Your independent source for Harvard news since 1898

Montage

Chapter & Verse

Correspondence on not-so-famous lost words

November-December 2013

Alfred King seeks a source for: “We have no moral right to decide on a basis of opinion, that which can be determined as a matter of fact.”

Norman Holly writes, “In the 1950s, when only men were admitted to Harvard, students published a risqué ditty, ‘Don’t Send Your Daughter to Harvard.’ (It was available at the Coop.) Does anyone know the lyrics and the tune?”

“the importance of every hour…as it passes” (September-October). Eliot Kieval, the first of several readers to identify what is known as “Jane Austen’s Third Prayer,” provided a link to a 1994 article by the late Bruce Stovel, Ph.D. ’71, about the prayers, published by the Jane Austen Society of North America: www.jasna.org/persuasions/printed/number16/stovel.htm. Daniel Rosenberg noted that the texts appear in R. W. Chapman’s edition of Austen’s minor works; Katie Schubert supplied an online link to the prayer at http://www.leithart.com/archives/002984.php. The exact quotation, in context, is: “Another day is now gone, and added to those, for which we were before accountable. Teach us almighty father, to consider this solemn truth, as we should do, that we may feel the importance of every day, and every hour as it passes, and earnestly strive to make a better use of what thy goodness may yet bestow on us, than we have done of the time past.”

Send inquiries and answers to “Chapter and Verse,” Harvard Magazine, 7 Ware Street, Cambridge 02138, or via e-mail to [email protected].

You Might Also Like:

Three fiddlers playing

Photograph by Ryan Carollo

New England Folk Festival

Painting of a young woman standing at a French window, looking at a verdant garden

At the French Windows. The Artist’s Wife, (1897), by Laurits Andersen Ring

Courtesy of the Bruce Museum

Bruce Museum’s spring shows

You Might Also Like:

Three fiddlers playing

Photograph by Ryan Carollo

New England Folk Festival

Painting of a young woman standing at a French window, looking at a verdant garden

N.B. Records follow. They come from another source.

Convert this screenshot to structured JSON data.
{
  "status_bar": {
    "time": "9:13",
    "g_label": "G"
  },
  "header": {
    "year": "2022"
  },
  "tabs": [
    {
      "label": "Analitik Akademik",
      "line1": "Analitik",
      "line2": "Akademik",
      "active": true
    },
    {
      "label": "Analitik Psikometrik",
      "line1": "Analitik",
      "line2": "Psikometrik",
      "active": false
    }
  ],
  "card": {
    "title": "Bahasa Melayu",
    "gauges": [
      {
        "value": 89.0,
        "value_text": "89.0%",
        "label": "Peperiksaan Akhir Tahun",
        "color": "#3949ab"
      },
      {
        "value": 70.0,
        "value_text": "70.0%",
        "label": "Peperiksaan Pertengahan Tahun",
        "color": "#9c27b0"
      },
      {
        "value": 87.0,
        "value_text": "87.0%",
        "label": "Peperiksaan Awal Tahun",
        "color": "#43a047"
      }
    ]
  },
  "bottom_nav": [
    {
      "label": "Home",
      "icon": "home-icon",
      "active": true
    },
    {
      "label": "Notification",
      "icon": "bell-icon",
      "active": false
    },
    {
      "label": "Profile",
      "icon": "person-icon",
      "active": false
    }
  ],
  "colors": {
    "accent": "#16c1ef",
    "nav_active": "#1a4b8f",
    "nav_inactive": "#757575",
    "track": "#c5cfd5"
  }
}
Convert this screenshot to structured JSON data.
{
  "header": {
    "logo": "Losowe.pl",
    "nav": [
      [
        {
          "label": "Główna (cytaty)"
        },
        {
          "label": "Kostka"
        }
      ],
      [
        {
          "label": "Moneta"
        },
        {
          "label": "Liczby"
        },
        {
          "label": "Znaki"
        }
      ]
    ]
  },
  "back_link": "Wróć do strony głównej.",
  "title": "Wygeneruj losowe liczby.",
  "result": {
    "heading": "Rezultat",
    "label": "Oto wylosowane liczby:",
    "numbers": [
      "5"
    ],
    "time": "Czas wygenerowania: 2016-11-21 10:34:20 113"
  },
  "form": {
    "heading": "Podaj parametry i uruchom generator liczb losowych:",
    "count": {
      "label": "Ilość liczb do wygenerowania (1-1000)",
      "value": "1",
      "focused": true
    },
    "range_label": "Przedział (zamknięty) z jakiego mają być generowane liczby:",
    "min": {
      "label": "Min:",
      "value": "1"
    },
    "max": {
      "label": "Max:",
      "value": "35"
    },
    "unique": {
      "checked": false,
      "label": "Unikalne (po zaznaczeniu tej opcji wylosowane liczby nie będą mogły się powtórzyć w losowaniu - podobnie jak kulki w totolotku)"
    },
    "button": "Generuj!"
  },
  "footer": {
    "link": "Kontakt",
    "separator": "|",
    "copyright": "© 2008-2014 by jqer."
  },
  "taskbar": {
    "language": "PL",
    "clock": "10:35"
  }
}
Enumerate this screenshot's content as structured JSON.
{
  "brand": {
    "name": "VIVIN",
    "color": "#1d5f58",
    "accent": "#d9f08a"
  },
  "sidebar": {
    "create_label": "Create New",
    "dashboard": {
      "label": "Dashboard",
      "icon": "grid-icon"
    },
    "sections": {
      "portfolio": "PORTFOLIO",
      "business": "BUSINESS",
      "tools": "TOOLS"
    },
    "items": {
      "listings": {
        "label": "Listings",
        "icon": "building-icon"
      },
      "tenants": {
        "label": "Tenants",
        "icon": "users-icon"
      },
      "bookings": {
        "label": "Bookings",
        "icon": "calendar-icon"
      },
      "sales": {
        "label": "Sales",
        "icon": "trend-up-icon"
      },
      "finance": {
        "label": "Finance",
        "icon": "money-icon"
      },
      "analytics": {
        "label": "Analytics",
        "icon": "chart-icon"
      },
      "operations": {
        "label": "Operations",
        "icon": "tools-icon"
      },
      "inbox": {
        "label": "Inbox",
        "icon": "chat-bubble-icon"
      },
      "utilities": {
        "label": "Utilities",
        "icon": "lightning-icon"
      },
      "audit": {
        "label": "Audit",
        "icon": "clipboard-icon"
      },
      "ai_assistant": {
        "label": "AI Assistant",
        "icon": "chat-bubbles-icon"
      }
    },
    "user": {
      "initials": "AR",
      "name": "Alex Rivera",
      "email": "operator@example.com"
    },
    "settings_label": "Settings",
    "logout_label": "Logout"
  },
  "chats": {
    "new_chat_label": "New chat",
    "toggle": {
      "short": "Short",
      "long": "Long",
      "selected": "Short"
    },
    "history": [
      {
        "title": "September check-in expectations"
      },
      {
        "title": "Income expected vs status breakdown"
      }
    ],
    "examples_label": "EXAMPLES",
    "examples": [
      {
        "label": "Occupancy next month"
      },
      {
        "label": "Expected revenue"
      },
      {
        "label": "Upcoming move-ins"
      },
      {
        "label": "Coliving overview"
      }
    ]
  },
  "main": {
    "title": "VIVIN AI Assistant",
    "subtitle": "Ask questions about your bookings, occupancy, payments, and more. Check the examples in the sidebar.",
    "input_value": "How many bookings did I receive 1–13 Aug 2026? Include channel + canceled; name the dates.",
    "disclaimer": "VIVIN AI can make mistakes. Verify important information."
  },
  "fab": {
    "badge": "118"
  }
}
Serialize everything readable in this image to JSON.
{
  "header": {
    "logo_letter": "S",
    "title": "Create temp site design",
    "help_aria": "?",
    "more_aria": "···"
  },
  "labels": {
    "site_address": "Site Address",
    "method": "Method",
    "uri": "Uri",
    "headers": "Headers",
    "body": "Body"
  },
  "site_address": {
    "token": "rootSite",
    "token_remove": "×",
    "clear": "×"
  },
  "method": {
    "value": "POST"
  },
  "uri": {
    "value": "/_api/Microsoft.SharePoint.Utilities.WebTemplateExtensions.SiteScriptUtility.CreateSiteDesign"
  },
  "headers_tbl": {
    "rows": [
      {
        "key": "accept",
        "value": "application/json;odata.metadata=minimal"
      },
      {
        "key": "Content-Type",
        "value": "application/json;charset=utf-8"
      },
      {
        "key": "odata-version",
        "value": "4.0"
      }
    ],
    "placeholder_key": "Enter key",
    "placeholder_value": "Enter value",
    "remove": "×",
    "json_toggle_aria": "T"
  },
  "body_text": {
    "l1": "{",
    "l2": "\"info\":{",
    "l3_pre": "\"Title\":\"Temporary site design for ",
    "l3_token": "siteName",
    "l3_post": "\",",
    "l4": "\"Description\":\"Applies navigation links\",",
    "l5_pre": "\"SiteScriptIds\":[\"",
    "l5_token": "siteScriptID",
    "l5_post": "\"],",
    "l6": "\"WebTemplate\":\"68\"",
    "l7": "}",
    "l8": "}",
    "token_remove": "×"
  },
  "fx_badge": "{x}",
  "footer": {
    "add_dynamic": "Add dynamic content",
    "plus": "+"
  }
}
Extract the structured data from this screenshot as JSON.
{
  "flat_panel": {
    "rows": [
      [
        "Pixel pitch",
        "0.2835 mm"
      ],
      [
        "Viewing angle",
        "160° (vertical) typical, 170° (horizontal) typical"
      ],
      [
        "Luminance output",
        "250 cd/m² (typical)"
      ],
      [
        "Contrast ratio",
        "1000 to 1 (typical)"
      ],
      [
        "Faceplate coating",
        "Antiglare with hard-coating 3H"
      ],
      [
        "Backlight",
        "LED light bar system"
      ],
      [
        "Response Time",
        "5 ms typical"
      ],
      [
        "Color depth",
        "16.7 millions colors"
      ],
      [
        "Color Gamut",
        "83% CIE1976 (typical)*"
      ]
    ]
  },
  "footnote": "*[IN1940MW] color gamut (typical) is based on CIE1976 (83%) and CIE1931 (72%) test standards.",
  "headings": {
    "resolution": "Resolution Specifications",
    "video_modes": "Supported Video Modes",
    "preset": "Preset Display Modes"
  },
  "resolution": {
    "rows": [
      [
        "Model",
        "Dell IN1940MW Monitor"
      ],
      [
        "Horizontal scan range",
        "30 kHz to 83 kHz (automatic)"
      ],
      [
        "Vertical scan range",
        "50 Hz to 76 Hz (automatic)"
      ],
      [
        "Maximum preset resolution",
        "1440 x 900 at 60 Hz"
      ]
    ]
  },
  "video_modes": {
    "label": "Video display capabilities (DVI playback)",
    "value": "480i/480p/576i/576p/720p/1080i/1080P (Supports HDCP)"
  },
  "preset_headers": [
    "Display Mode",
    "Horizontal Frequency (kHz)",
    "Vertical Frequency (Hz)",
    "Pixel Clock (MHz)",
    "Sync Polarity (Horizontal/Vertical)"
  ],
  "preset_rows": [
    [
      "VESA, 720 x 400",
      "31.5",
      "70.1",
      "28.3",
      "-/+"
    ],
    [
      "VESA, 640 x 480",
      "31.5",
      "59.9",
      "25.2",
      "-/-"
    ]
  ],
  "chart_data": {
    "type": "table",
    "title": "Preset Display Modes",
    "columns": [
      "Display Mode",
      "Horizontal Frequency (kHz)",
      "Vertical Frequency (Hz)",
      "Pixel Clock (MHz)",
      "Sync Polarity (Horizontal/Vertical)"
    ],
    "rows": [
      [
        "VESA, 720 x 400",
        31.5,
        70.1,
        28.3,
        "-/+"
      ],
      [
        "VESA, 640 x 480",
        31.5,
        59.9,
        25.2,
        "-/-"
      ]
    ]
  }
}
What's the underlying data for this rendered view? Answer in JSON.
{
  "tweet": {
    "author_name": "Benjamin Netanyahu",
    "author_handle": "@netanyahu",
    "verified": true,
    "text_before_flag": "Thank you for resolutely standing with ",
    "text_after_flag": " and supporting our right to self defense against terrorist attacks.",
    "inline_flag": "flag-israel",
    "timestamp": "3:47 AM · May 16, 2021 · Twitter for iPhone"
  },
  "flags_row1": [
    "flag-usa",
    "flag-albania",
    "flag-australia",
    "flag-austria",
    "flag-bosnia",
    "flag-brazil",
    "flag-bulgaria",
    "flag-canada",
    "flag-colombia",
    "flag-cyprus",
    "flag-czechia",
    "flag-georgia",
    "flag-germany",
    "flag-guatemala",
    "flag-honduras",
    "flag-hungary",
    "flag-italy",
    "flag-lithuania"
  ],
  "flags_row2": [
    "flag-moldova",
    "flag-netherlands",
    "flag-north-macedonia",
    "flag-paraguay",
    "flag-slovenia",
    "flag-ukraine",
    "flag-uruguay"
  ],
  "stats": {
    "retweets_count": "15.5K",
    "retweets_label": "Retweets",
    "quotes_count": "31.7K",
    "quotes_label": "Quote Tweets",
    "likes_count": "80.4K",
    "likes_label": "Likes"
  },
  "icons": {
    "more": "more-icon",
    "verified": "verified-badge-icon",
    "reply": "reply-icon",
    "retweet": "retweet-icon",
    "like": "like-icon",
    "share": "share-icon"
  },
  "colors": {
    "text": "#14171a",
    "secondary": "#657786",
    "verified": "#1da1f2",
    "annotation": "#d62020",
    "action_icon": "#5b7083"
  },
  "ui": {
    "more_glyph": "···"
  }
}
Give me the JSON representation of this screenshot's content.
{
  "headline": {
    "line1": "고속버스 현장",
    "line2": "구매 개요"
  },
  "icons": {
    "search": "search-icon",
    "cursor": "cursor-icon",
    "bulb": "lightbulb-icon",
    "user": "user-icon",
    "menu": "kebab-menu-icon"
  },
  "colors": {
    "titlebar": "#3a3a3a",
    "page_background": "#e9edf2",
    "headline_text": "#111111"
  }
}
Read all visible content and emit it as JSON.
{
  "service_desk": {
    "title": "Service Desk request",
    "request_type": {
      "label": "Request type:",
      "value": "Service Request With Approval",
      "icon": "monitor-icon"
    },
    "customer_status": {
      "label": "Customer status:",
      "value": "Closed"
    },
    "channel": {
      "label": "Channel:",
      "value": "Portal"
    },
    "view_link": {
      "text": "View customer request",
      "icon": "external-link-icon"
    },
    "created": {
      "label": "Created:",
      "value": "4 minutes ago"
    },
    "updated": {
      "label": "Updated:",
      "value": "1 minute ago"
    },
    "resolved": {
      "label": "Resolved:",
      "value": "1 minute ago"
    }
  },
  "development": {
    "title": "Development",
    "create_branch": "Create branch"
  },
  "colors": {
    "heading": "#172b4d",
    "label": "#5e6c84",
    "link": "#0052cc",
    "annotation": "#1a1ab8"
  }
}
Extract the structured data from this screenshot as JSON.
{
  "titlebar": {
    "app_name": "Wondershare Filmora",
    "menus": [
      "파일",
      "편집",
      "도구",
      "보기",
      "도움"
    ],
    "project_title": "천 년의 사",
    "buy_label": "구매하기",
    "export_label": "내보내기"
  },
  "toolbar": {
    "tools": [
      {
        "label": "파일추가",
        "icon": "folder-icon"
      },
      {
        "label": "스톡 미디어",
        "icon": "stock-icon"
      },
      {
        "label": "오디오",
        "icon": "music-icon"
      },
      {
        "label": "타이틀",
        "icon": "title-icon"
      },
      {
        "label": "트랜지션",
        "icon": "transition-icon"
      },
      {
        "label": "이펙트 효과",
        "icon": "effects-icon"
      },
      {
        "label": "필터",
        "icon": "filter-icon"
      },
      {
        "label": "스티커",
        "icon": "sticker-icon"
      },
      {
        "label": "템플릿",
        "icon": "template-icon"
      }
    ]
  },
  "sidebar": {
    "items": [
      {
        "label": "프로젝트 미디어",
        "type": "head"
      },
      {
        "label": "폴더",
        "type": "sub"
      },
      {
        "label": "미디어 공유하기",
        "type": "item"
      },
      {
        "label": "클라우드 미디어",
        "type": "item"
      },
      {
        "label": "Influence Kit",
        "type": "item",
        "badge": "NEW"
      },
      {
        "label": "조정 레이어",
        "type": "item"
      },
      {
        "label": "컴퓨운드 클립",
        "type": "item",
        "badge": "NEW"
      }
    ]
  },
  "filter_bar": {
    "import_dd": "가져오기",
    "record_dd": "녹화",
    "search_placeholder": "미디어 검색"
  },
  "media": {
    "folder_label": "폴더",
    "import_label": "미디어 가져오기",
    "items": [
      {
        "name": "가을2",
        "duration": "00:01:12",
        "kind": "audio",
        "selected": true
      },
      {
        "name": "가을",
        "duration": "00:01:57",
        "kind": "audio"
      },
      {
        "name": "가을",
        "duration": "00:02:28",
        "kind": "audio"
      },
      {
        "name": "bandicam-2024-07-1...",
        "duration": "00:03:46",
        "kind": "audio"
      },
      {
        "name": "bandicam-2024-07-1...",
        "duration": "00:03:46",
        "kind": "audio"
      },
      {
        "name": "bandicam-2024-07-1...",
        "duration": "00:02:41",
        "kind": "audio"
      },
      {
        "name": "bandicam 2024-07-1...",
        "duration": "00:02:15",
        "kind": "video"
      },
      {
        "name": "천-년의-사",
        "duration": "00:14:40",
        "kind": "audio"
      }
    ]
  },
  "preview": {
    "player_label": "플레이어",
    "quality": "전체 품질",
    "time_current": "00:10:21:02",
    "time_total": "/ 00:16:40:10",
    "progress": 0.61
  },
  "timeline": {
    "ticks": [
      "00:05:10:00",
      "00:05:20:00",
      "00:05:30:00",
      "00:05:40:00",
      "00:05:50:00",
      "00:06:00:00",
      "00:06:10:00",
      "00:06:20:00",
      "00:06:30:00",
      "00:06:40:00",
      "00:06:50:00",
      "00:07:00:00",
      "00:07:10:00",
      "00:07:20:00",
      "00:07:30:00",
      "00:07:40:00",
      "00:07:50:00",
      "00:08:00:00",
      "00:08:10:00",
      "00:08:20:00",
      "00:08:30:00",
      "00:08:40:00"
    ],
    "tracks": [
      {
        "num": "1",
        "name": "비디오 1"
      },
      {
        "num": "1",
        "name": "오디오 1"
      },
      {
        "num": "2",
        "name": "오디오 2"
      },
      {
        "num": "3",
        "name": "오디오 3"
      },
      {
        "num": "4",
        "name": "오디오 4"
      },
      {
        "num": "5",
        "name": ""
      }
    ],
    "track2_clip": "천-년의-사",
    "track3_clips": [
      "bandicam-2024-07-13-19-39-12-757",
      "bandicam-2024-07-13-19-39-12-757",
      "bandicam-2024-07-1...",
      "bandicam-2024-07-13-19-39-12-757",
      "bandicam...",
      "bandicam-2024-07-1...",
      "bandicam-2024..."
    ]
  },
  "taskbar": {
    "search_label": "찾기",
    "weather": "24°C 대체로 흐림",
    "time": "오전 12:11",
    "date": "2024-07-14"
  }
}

At the French Windows. The Artist’s Wife, (1897), by Laurits Andersen Ring

Courtesy of the Bruce Museum

Bruce Museum’s spring shows